[Items from an interface collection]
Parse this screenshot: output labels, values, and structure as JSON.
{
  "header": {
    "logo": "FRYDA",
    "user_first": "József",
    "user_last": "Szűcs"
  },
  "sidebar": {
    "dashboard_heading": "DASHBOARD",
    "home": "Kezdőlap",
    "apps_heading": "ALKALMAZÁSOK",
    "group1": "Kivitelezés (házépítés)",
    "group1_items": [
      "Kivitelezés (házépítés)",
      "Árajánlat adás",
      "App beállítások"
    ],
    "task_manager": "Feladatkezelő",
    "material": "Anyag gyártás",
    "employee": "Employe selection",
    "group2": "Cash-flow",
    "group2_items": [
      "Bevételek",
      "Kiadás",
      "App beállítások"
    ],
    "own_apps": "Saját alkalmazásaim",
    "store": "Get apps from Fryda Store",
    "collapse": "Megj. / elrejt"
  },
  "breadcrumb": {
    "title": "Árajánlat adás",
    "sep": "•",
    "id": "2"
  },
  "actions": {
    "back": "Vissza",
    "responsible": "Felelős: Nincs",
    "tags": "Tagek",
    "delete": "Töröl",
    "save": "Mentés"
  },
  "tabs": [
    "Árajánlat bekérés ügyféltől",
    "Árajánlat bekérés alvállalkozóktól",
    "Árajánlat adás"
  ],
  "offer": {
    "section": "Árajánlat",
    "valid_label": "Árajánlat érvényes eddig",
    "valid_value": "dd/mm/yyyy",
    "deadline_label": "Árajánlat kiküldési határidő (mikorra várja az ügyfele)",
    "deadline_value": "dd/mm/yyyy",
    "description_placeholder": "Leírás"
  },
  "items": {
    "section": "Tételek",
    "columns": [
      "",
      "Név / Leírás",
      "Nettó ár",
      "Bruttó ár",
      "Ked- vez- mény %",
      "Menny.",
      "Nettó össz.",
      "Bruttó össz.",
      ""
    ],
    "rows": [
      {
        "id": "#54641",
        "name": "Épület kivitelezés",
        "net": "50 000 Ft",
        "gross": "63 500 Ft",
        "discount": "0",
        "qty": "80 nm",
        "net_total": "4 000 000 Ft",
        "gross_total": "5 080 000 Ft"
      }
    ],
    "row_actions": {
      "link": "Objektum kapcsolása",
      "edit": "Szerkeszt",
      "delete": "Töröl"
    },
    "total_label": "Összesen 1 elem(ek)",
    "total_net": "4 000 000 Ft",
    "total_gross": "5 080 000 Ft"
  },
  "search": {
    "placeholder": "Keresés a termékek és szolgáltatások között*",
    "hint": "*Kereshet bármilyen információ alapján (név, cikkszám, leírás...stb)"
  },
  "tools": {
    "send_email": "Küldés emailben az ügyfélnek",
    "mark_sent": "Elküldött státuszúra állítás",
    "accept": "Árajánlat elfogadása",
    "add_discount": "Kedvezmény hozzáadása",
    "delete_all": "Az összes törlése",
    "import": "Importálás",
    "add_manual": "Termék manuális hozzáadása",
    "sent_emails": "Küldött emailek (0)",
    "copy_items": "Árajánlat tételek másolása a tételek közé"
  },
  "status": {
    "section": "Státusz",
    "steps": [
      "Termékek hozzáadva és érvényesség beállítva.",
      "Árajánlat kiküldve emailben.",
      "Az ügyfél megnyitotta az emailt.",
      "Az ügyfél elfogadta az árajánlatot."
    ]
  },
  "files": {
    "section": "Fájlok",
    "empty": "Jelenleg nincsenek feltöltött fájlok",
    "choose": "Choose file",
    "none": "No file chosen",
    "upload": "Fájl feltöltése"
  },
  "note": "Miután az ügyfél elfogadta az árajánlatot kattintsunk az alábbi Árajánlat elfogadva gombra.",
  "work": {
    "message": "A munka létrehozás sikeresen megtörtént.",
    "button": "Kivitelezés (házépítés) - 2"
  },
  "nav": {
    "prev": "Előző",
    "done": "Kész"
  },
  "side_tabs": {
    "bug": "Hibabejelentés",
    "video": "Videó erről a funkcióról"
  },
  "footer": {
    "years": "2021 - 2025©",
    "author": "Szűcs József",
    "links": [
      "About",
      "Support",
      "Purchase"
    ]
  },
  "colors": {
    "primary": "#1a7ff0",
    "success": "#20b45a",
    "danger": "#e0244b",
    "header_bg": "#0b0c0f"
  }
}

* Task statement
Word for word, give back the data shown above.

* Final answer
Parse this screenshot: output labels, values, and structure as JSON.
{
  "header": {
    "logo": "FRYDA",
    "user_first": "József",
    "user_last": "Szűcs"
  },
  "sidebar": {
    "dashboard_heading": "DASHBOARD",
    "home": "Kezdőlap",
    "apps_heading": "ALKALMAZÁSOK",
    "group1": "Kivitelezés (házépítés)",
    "group1_items": [
      "Kivitelezés (házépítés)",
      "Árajánlat adás",
      "App beállítások"
    ],
    "task_manager": "Feladatkezelő",
    "material": "Anyag gyártás",
    "employee": "Employe selection",
    "group2": "Cash-flow",
    "group2_items": [
      "Bevételek",
      "Kiadás",
      "App beállítások"
    ],
    "own_apps": "Saját alkalmazásaim",
    "store": "Get apps from Fryda Store",
    "collapse": "Megj. / elrejt"
  },
  "breadcrumb": {
    "title": "Árajánlat adás",
    "sep": "•",
    "id": "2"
  },
  "actions": {
    "back": "Vissza",
    "responsible": "Felelős: Nincs",
    "tags": "Tagek",
    "delete": "Töröl",
    "save": "Mentés"
  },
  "tabs": [
    "Árajánlat bekérés ügyféltől",
    "Árajánlat bekérés alvállalkozóktól",
    "Árajánlat adás"
  ],
  "offer": {
    "section": "Árajánlat",
    "valid_label": "Árajánlat érvényes eddig",
    "valid_value": "dd/mm/yyyy",
    "deadline_label": "Árajánlat kiküldési határidő (mikorra várja az ügyfele)",
    "deadline_value": "dd/mm/yyyy",
    "description_placeholder": "Leírás"
  },
  "items": {
    "section": "Tételek",
    "columns": [
      "",
      "Név / Leírás",
      "Nettó ár",
      "Bruttó ár",
      "Ked- vez- mény %",
      "Menny.",
      "Nettó össz.",
      "Bruttó össz.",
      ""
    ],
    "rows": [
      {
        "id": "#54641",
        "name": "Épület kivitelezés",
        "net": "50 000 Ft",
        "gross": "63 500 Ft",
        "discount": "0",
        "qty": "80 nm",
        "net_total": "4 000 000 Ft",
        "gross_total": "5 080 000 Ft"
      }
    ],
    "row_actions": {
      "link": "Objektum kapcsolása",
      "edit": "Szerkeszt",
      "delete": "Töröl"
    },
    "total_label": "Összesen 1 elem(ek)",
    "total_net": "4 000 000 Ft",
    "total_gross": "5 080 000 Ft"
  },
  "search": {
    "placeholder": "Keresés a termékek és szolgáltatások között*",
    "hint": "*Kereshet bármilyen információ alapján (név, cikkszám, leírás...stb)"
  },
  "tools": {
    "send_email": "Küldés emailben az ügyfélnek",
    "mark_sent": "Elküldött státuszúra állítás",
    "accept": "Árajánlat elfogadása",
    "add_discount": "Kedvezmény hozzáadása",
    "delete_all": "Az összes törlése",
    "import": "Importálás",
    "add_manual": "Termék manuális hozzáadása",
    "sent_emails": "Küldött emailek (0)",
    "copy_items": "Árajánlat tételek másolása a tételek közé"
  },
  "status": {
    "section": "Státusz",
    "steps": [
      "Termékek hozzáadva és érvényesség beállítva.",
      "Árajánlat kiküldve emailben.",
      "Az ügyfél megnyitotta az emailt.",
      "Az ügyfél elfogadta az árajánlatot."
    ]
  },
  "files": {
    "section": "Fájlok",
    "empty": "Jelenleg nincsenek feltöltött fájlok",
    "choose": "Choose file",
    "none": "No file chosen",
    "upload": "Fájl feltöltése"
  },
  "note": "Miután az ügyfél elfogadta az árajánlatot kattintsunk az alábbi Árajánlat elfogadva gombra.",
  "work": {
    "message": "A munka létrehozás sikeresen megtörtént.",
    "button": "Kivitelezés (házépítés) - 2"
  },
  "nav": {
    "prev": "Előző",
    "done": "Kész"
  },
  "side_tabs": {
    "bug": "Hibabejelentés",
    "video": "Videó erről a funkcióról"
  },
  "footer": {
    "years": "2021 - 2025©",
    "author": "Szűcs József",
    "links": [
      "About",
      "Support",
      "Purchase"
    ]
  },
  "colors": {
    "primary": "#1a7ff0",
    "success": "#20b45a",
    "danger": "#e0244b",
    "header_bg": "#0b0c0f"
  }
}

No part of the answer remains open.